~Hurricane Katrina was a category 5 hurricane that breached and broke the levees in New Orleans. Katrina caused $125 billion dollars’ worth of damage. Even now, some parts of Louisiana have not fully recovered.
~Additionally, sadly for scores of families, Katrina claimed the lives of over 1800 people. Not to mention displacing nearly 1 million people from their homes and forcing many businesses to permanently close.
~The year 1954 is remembered for what is referred to as the costliest Atlantic hurricane season of its time. Hurricane hazel was the deadliest and most intense hurricane to hit that season. As a category 4 hurricane, it killed almost 500 people in Haiti before getting to the US, hitting the Carolinas, killing another 95 people. Continuing, Hazel then reached Canada taking another 80+ souls with it.

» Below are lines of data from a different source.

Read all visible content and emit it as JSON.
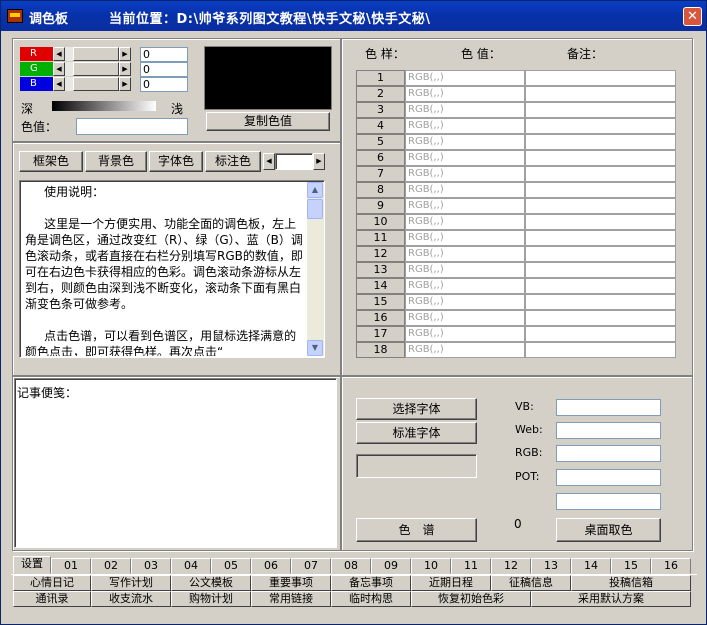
{
  "window": {
    "title": "调色板",
    "location": "当前位置：D:\\帅爷系列图文教程\\快手文秘\\快手文秘\\",
    "close_glyph": "✕"
  },
  "color_picker": {
    "channels": [
      {
        "label": "R",
        "value": "0",
        "color": "#e00000"
      },
      {
        "label": "G",
        "value": "0",
        "color": "#00b000"
      },
      {
        "label": "B",
        "value": "0",
        "color": "#0000e0"
      }
    ],
    "dark_label": "深",
    "light_label": "浅",
    "value_label": "色值：",
    "value_input": "",
    "preview_color": "#000000",
    "copy_button": "复制色值"
  },
  "target_buttons": [
    "框架色",
    "背景色",
    "字体色",
    "标注色"
  ],
  "manual": {
    "text": "     使用说明：\n\n     这里是一个方便实用、功能全面的调色板，左上角是调色区，通过改变红（R）、绿（G）、蓝（B）调色滚动条，或者直接在右栏分别填写RGB的数值，即可在右边色卡获得相应的色彩。调色滚动条游标从左到右，则颜色由深到浅不断变化，滚动条下面有黑白渐变色条可做参考。\n\n     点击色谱，可以看到色谱区，用鼠标选择满意的颜色点击，即可获得色样。再次点击“"
  },
  "notes": {
    "label": "记事便笺："
  },
  "swatch_table": {
    "headers": [
      "色 样：",
      "色 值：",
      "备注："
    ],
    "rows": [
      {
        "num": "1",
        "rgb": "RGB(,,)"
      },
      {
        "num": "2",
        "rgb": "RGB(,,)"
      },
      {
        "num": "3",
        "rgb": "RGB(,,)"
      },
      {
        "num": "4",
        "rgb": "RGB(,,)"
      },
      {
        "num": "5",
        "rgb": "RGB(,,)"
      },
      {
        "num": "6",
        "rgb": "RGB(,,)"
      },
      {
        "num": "7",
        "rgb": "RGB(,,)"
      },
      {
        "num": "8",
        "rgb": "RGB(,,)"
      },
      {
        "num": "9",
        "rgb": "RGB(,,)"
      },
      {
        "num": "10",
        "rgb": "RGB(,,)"
      },
      {
        "num": "11",
        "rgb": "RGB(,,)"
      },
      {
        "num": "12",
        "rgb": "RGB(,,)"
      },
      {
        "num": "13",
        "rgb": "RGB(,,)"
      },
      {
        "num": "14",
        "rgb": "RGB(,,)"
      },
      {
        "num": "15",
        "rgb": "RGB(,,)"
      },
      {
        "num": "16",
        "rgb": "RGB(,,)"
      },
      {
        "num": "17",
        "rgb": "RGB(,,)"
      },
      {
        "num": "18",
        "rgb": "RGB(,,)"
      }
    ]
  },
  "font_panel": {
    "choose_font": "选择字体",
    "standard_font": "标准字体",
    "spectrum": "色　谱",
    "desktop_pick": "桌面取色",
    "zero_value": "0",
    "fields": [
      "VB:",
      "Web:",
      "RGB:",
      "POT:",
      ""
    ]
  },
  "tabs": [
    "设置",
    "01",
    "02",
    "03",
    "04",
    "05",
    "06",
    "07",
    "08",
    "09",
    "10",
    "11",
    "12",
    "13",
    "14",
    "15",
    "16"
  ],
  "bottom_row1": [
    "心情日记",
    "写作计划",
    "公文模板",
    "重要事项",
    "备忘事项",
    "近期日程",
    "征稿信息",
    "投稿信箱"
  ],
  "bottom_row2": [
    "通讯录",
    "收支流水",
    "购物计划",
    "常用链接",
    "临时构思",
    "恢复初始色彩",
    "采用默认方案"
  ]
}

~Outside of the high death toll, hurricane Hazel decimated the Carolina Coasts, especially Long Beach, North Carolina. After the 18 ft storm surge annihilated the coast, only 5 of its 357 buildings were still standing. Many say it was as if all traces of life on that beach were just swept away. Hazel topped out at 120 mph winds destroying forests and over 15,000 homes. She also dropped over 11 inches of rain in North Carolina alone.

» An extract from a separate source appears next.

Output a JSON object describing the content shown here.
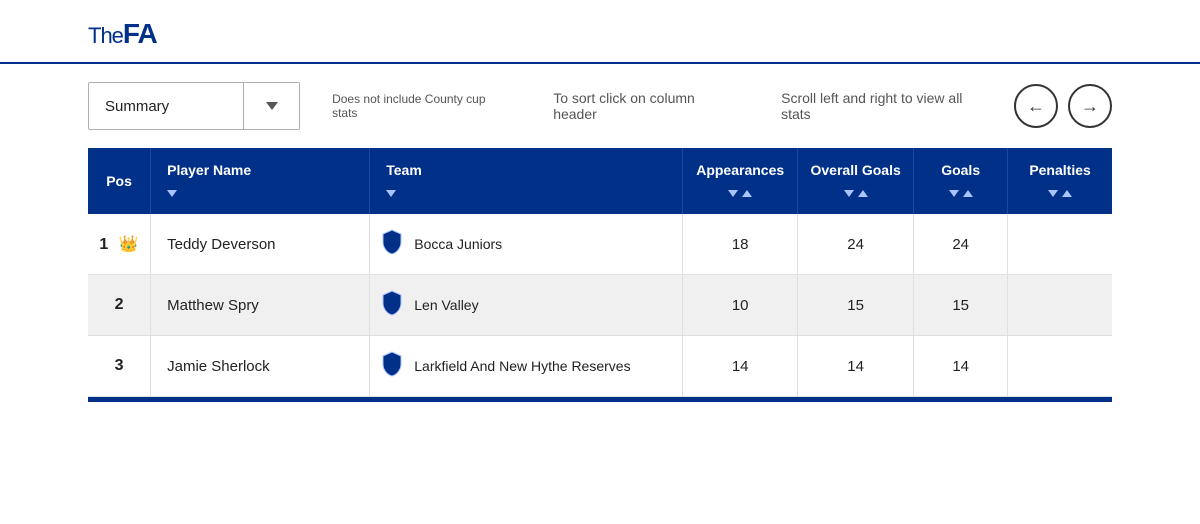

~South Carolina was one of the states affected by the notorious hurricane, Hugo, that terrorized and inflicted billions of dollars in damages in the Northeastern Caribbean and the southeastern parts of the United States in 1989. Hugo was the costliest hurricane to hit the US at the time of landfall.
~As if the rain, storm surge, and high sustained winds that came along with Hugo weren’t enough, there were reports of tornados popping up in South Carolina, further destroying the United States. There were 26 direct fatalities in the US, while South Carolina saw half of those deaths alone. If we include indirect fatalities, there were over 70 indirect deaths across the Carolinas, Puerto Rico, and the US Virgin Islands.
~Unfortunately, Alabama is one of those states that is a double-whammy state. Alabama gets an average of 44 tornados a year while they can go years without a hurricane hitting their coast directly. A notable hurricane to hit Alabama was hurricane Ivan in 2004. Ivan was a long-lived Cape Verde Tropical Cyclone that started all the way near West Africa.
~After traveling across the Atlantic Ocean, devastating the Caribbean on its way, Ivan finally made landfall as a category 3 hurricane. Hurricane Ivan fluctuated between various intensity levels throughout its course, even reaching to a category 5. It was a category 3 in Grenada, a category 4 in Jamaica, and a strong category 5 in Cuba; thankfully weakening again before hitting the US.
~In total, hurricane Ivan caused $26 billion in damages, with $20 billion of that being in the United States. Alabama felt the strongest winds in the United States at 145 mph. A storm surge of 14 feet devastating coastal hotels, condos, and houses on pilings. Thankfully, while Alabama got the brunt of the wind and storm surge, no Alabamans were killed during Ivan.
Hurricanes are natural disasters that usually start small but can intensify to destroy communities and claim thousands of lives in one fell swoop. What makes them so much scarier is that they can start all the way near Africa, making their way all the way over to places like Alabama, all while still being strong enough to take lives and damage billions of dollars’ worth of infrastructure.
As a prepper be sure to stock up on shelf stable food and clean drinking water. Always have a plan B like an evacuation route and a place you plan to evacuate to. Having portable chargers, a generator, charcoal grill, and other comfort supplies can help make the whole ordeal just a little bit more bearable.